If you are a rental property manager, owner, or investor, it’s a necessary responsibility to do a tenant screening before allowing potential renters access to your property. A tenant screening has many advantages if done correctly. However, if there is a careless tenant screening process in place, this can create a disadvantage.
Learning that there are disadvantages and advantages of tenant screening will help you understand how to make your tenant screening process better to maximize the benefits and minimize the weak points.
The Advantages of Tenant Screening
There are four advantages to conducting a tenant screening following an economic and legal checklist. Conducting a screening of credit histories, the applicant’s ability to pay rent, rental documents, eviction records, and criminal background will contribute to these advantages.
- Maximize revenue or investments
- Avoid legal problems
- Protect your properties
- Keep other tenants safe
Credit history is the first financial area to check for when conducting a tenant screening. First, you have to know if the applicant can make rent payments every month on time. If the applicant’s credit history shows that making payments regularly is not something they were able to do in the past, this rental arrangement may not work.
Here is what you should look for when checking an applicant’s credit history:
- High credit score
- Little to no late payments
- Little or no payment gaps
- Little to no debt
- No negative information like bankruptcies, car repossessions, accounts in collection, or credit card charge-offs
- A financial rental history that has no delinquent accounts
Of course, knowing if the applicant has the means to pay the required amount of rent each month is an essential factor in tenant screening. In addition, verifying an income level or source of rent payment will protect you from revenue loss and possible eviction legal proceedings, which can be costly.
This form of screening can involve prior landlords and personal references. Contacting more than one rental reference can screen for chronic misdeeds during each rental period. However, if only one rental reference is available because of an applicant’s long-lasting renting duration, this could indicate a reliable tenant.
Landlords can find eviction records in a separate rental history report through a tenant screening company. An eviction will stay on a rental history report for seven years.

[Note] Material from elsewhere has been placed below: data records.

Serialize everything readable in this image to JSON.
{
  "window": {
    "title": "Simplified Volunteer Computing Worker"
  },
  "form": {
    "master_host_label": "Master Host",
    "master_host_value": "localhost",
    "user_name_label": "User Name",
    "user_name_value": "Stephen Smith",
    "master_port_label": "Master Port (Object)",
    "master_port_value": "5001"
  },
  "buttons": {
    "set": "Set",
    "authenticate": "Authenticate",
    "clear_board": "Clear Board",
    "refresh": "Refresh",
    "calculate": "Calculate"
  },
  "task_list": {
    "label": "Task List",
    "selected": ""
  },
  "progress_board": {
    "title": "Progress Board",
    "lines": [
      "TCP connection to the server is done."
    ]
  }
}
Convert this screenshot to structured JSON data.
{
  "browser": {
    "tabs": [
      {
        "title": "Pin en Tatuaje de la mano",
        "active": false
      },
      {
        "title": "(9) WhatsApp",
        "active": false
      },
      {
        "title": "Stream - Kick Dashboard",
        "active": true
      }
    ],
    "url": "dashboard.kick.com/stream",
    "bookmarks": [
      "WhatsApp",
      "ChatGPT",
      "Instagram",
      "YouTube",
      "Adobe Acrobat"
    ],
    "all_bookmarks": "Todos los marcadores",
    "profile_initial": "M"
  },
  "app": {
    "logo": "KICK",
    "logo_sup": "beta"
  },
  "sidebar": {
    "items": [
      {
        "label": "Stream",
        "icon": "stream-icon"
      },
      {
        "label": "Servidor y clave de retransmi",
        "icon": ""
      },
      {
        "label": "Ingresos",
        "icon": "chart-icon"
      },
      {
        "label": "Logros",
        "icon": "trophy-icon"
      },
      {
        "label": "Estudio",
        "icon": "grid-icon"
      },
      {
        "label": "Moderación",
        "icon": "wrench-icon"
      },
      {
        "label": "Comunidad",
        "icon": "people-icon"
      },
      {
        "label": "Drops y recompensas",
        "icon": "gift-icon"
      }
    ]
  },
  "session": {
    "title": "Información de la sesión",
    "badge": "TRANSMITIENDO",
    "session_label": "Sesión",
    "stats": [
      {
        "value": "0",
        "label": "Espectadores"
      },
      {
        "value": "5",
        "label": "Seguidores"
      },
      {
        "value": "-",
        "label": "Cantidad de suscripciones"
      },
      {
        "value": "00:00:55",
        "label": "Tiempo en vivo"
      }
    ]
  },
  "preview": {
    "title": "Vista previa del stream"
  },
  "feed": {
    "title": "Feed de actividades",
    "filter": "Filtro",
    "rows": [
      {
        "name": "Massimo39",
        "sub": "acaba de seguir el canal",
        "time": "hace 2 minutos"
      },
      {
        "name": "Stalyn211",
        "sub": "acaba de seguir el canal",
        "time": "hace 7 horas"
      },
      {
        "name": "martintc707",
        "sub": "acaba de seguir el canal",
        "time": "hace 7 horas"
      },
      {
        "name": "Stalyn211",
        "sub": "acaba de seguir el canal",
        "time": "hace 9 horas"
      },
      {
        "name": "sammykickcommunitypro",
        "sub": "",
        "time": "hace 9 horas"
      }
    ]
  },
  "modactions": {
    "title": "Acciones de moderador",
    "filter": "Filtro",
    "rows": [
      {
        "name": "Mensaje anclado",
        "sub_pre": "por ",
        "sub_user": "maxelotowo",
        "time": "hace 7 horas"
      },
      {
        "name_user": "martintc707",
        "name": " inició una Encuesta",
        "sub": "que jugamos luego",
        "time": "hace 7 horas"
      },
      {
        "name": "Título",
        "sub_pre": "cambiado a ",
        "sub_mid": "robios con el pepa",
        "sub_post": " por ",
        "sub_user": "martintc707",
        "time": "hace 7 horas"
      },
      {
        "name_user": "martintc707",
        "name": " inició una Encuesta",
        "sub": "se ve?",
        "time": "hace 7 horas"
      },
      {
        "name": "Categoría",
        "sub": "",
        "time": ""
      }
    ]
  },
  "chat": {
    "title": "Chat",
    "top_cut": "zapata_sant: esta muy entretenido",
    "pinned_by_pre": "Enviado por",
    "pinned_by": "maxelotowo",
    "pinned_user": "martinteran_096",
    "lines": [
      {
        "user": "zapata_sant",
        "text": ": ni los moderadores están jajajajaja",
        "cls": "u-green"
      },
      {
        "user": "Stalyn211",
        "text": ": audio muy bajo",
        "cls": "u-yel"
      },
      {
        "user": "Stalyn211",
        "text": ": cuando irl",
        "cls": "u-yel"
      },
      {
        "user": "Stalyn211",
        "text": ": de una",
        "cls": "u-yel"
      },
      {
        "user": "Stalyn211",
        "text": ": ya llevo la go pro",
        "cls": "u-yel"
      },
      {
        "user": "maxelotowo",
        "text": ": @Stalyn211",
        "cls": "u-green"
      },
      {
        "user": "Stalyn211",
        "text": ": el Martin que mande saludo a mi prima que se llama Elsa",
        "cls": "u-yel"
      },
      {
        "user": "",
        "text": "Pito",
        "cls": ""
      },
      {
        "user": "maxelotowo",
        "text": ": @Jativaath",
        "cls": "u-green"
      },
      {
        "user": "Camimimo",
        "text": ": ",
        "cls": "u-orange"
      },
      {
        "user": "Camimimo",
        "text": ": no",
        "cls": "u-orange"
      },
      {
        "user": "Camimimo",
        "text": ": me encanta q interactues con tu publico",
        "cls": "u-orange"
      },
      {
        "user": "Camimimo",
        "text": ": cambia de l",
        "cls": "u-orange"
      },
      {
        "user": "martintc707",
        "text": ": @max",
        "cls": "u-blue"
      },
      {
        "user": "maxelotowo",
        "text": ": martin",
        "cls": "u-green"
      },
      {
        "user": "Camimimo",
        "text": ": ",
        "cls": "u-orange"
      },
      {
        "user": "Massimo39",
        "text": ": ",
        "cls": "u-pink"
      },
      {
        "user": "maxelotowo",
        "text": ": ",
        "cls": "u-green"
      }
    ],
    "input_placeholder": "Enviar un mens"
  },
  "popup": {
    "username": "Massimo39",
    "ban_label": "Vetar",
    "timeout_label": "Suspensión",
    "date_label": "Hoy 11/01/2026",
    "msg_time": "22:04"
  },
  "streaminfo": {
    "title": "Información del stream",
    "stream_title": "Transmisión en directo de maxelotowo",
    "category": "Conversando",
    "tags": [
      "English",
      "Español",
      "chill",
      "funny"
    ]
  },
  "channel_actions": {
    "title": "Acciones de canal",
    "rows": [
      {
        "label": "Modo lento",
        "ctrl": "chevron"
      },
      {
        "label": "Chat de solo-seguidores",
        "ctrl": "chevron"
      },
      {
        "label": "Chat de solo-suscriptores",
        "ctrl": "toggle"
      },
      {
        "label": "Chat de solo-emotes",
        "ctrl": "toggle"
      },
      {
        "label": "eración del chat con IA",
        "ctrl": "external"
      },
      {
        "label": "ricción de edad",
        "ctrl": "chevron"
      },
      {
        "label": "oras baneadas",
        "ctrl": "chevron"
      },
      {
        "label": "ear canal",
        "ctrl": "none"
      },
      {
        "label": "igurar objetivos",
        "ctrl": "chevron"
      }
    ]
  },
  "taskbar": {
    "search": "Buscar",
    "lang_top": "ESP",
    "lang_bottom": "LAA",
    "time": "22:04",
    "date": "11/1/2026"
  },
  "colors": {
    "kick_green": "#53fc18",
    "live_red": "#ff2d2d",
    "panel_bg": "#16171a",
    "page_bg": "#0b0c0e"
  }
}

Tenant screening sources allow checking for state and federal criminal history, but some sources also will enable you to include terrorist or sex offender searches. In addition, when an applicant gives you a social security number to facilitate screening, you can also check to make sure that social security number fraud is not being perpetrated.
Applicants may provide a fake social security number to avoid a negative tenant screening. In this case, tenant screening sources will ensure the name matches the social security number given and other vital identifying information.
The Disadvantage of Tenant Screening
The disadvantage of tenant screening, especially if done too hastily and carelessly, can eliminate the quality tenants you want to have at your property. Eliminating possible quality tenants can happen when you rely on a computer-generated recommendation derived from using algorithms. Unfortunately, these reports usually don’t include details on the negative information that the computer software has uncovered.
For example, the computer software would probably flag an applicant as a no-go if a potential tenant has a blemish on their record regarding an eviction, nonpayment of rent, and rental property damage. But, what if details that are missing from the report shed a different light on this information?
If a landlord sued a potential tenant over these issues, it might have turned out that the potential tenant was found legally correct in a final ruling. So, yes, the eviction, nonpayment of rent, and rental property damage are still there for the computer software to report, but maybe the details about how the legalities absolved the potential tenant of these issues aren’t.
When relying on computer-generated information, misunderstandings about credit histories, income levels, rental references, eviction histories, and criminal background checks can always happen. Therefore, it might be wise to make additional efforts to ensure you are not passing up a quality tenant.
- Conduct a tenant screening going back 1 to 3 years. Any more than that, you’re sure to find something negative.
- Call the applicant’s employer for employment verification.
- Call more than one prior landlord or rental reference for information on lease term fulfillment, possible evictions, late rent payments, and property conditions.
- Call personal references
Knowing a tenant screening is worth it and how it can be even more advantageous if done thoroughly will make your rental business thrive in the long run.